Regardless of what parents or caregivers decide to do, it’s important to keep general coronavirus precautions in mind, said Dr. Razaan Byrne, a pediatrician at Children’s Minnesota.

Dr. Razaan Byrne
Dr. Razaan Byrne

Maintain physical distancing; wear masks; wash or sanitize hands frequently, and avoid traditional indoor activities like haunted houses or parties with large groups. That’s increasing the likelihood of exposure, she said.

And, avoiding higher-risk gatherings could keep numbers down.

Communities across the country, in Los Angeles, North Carolina and New York, saw a spike in COVID-19 cases after July 4.

State departments recognized there were some individuals who were not necessarily practicing CDC guidelines, Bryne said.

Keep the pandemic in mind when picking a costume.

A costume mask is no substitute for a cloth or surgical facemask. Consider a breathable Halloween-themed, cloth mask made up of two or more layers that covers the mouth and nose and leaves no gaps. For kids, you may want to avoid a costume mask altogether because the double barrier may lead to difficulty breathing, she said.

And while the CDC lists attending a one-way, outdoor haunted forest as a moderate risk activity with a facemask and social distancing, there is an increased risk if people are screaming.

Breathing normally or talking in a typical tone of voice, our lungs expel particles in the air that can spread several feet away. When you increase the pressure in the chest, by singing, chanting or screaming, it can increase the risk of having potential virus particles expelled into the air, Byrne said.

And when it comes to traditional candy-giving, that could be tricky this year.

If you want to participate this way, consider individually wrapping candy and spacing it out at the end of the driveway or the edge of a yard. Also, sanitize or wash your hands for 20 seconds before handling candy.

Joanne Coffin-Langdon
Joanne Coffin-Langdon

Joanne Coffin-Langdon plans to hand out candy, but hers will have been quarantined for two weeks.

The children and family minister at First United Methodist Church spun the church’s annual trunk-or-treat event into a Halloween drive-thru.

From 4-6 p.m. on Oct. 31, people will remain in their cars, and designated volunteers wearing face masks and gloves will line up and hand out sweets.

“We feel this activity is definitely in the low-risk area,” Coffin-Langdon said. “And hopefully we’ll get some honking.”

Coffin-Langdon reached out to other religious institutions, and during an interview with the News Tribune, there were five involved so far.
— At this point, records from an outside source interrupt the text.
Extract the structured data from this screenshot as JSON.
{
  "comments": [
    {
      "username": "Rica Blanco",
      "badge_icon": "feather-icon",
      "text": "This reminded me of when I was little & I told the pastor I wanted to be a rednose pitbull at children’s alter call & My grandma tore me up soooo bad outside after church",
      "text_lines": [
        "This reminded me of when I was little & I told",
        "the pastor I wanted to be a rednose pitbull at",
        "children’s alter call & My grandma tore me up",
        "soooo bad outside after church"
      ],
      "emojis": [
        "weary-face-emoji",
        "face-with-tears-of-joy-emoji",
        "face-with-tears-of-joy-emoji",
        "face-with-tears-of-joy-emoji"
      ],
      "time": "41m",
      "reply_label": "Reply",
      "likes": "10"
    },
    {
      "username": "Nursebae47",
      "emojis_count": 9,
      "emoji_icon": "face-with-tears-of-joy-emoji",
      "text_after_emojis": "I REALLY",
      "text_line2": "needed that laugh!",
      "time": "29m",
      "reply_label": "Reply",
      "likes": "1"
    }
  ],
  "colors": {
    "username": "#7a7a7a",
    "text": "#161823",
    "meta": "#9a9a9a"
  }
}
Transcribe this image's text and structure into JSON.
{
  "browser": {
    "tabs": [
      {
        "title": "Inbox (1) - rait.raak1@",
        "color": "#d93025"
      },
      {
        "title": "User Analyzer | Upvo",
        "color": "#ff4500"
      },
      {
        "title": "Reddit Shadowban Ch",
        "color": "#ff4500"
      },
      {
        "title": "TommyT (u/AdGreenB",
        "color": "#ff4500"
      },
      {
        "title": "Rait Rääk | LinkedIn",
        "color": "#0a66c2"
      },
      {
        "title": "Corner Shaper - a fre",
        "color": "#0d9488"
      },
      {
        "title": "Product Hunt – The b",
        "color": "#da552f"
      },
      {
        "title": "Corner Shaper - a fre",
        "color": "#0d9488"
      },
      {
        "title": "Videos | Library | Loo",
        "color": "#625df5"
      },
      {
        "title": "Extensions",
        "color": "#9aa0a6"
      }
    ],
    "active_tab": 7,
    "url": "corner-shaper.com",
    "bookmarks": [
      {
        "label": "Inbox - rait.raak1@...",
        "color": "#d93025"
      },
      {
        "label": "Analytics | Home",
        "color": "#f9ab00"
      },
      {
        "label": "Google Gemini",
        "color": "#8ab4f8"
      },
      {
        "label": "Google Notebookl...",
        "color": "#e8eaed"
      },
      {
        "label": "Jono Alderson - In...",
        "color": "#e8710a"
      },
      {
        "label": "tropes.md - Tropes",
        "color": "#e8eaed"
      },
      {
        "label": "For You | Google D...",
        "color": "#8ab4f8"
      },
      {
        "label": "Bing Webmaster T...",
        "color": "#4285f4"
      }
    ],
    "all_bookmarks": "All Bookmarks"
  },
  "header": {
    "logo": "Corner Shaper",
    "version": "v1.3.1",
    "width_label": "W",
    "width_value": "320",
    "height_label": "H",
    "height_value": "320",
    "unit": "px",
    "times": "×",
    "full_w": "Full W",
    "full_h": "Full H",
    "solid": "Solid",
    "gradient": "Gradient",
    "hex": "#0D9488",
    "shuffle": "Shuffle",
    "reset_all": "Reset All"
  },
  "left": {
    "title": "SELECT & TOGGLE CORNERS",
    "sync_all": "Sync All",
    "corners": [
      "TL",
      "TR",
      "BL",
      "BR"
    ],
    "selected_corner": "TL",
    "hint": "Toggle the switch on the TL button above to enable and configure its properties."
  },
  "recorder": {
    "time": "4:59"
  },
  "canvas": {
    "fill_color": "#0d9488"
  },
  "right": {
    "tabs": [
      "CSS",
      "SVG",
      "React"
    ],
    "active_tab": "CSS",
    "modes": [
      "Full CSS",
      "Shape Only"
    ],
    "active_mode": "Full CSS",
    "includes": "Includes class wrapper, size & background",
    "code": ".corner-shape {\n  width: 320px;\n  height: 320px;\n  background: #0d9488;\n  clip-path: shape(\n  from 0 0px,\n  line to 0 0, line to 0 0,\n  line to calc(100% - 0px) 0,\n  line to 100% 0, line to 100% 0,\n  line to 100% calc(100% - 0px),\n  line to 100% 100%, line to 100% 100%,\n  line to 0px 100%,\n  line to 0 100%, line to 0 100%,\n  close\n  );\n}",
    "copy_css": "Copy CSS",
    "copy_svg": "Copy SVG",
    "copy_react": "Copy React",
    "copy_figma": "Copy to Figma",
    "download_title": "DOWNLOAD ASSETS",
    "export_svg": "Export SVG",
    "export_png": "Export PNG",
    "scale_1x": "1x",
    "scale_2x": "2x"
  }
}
Halloween is a big deal at the Coffin-Langdon house. She and her wife, Cynthia Coffin-Langdon, have six kids, ages 6-16, so they wanted an event that could involve the family and offer a treat to the community.

Emily and Zach Austin's children (from left) Hayden, 10; Grayson, 6; and Kellen, 8, in last year's Halloween costume. The three kids have been asking about Halloween plans since school started, said Emily Austin. With COVID-19, the family will focus on lower-risk activities this year. (Submitted photo)
Emily and Zach Austin's children (from left) Hayden, 10; Grayson, 6; and Kellen, 8, in last year's Halloween costume. The three kids have been asking about Halloween plans since school started, said Emily Austin. With COVID-19, the family will focus on lower-risk activities this year. (Submitted photo)

COVID-19 hasn’t affected Emily Austin’s kids’ enthusiasm for the holiday. It’s still something to look forward to.

On Halloween night, they’re considering gathering with the family they’ve been quarantining with for a meal, or choosing five neighbors with whom to exchange candy.

Children’s attitudes often stem from the parents, and Halloween doesn’t have to be defined by going to parties and “knocking on 100 doors of people we don’t know,” Austin said.

It’s defined by how we all dress up, the fun food, decorations.

At Bryne’s house, they’re planning an egg-hunt-style night of trick-or-treating: searching for hidden candy at home, along with a Zoom costume contest with their cousins.

Parents may be mourning the traditions they expect to have, but consider starting a new tradition this year, Byrne said, adding: “Children are resilient.”

Halloween

The Centers for Disease Control and Prevention issued guidelines to celebrate Halloween during a global pandemic. Some traditions can be risky for spreading COVID-19 — even regarding costumes.

Lower-risk activities

  • Carve or decorate pumpkins with members of your household or, at a safe distance, with neighbors or friends.

  • Decorate your living space.

  • Prepare a Halloween scavenger hunt, or a scavenger-hunt-style trick-or-treat search inside or outside the house.

  • Throw a virtual Halloween costume contest.

  • Host a Halloween movie night with people you live with.

Moderate-risk activities

  • One-way trick-or-treating where individually wrapped goodie bags are lined up for families to grab at a safe distance (end of driveway, edge of yard).

  • Conduct an outdoor costume parade or costume party, maintaining facemasks and distancing.

  • Visit an open-air, one-way, walk-through haunted forest or pumpkin patch, where CDC guidelines are enforced.

  • Host an outdoor Halloween movie night with people spaced at least 6 feet apart. A greater distance is advised if screaming will occur.

Higher-risk activities

Avoid these higher risk activities to help prevent the spread of COVID-19:

  • Traditional trick-or-treating where children go door to door, or trunk-or-treating where candy is handed out from car trunks lined in parking lots.

  • Indoor costume parties, haunted houses or hayrides with people who are not in your household.

  • Using alcohol or drugs, which can increase risky behaviors.

Source: The Centers for Disease Control and Prevention

If you go

What: Halloween Alternative, local churches offer drive-by trick-or-treating option

When: 4-6 p.m. Oct. 31

Where: First United Methodist Church, 230 E. Skyline Pkwy;

Hillside United Methodist Church, 1801 Piedmont Ave.;

Hope United Methodist Church, 301 W. St. Marie St.;

Faith United Methodist Church, 1531 Hughitt Ave., Superior;

Forbes United Methodist Church, 33 Grove St., Proctor

More info: Email families@fumcduluth.com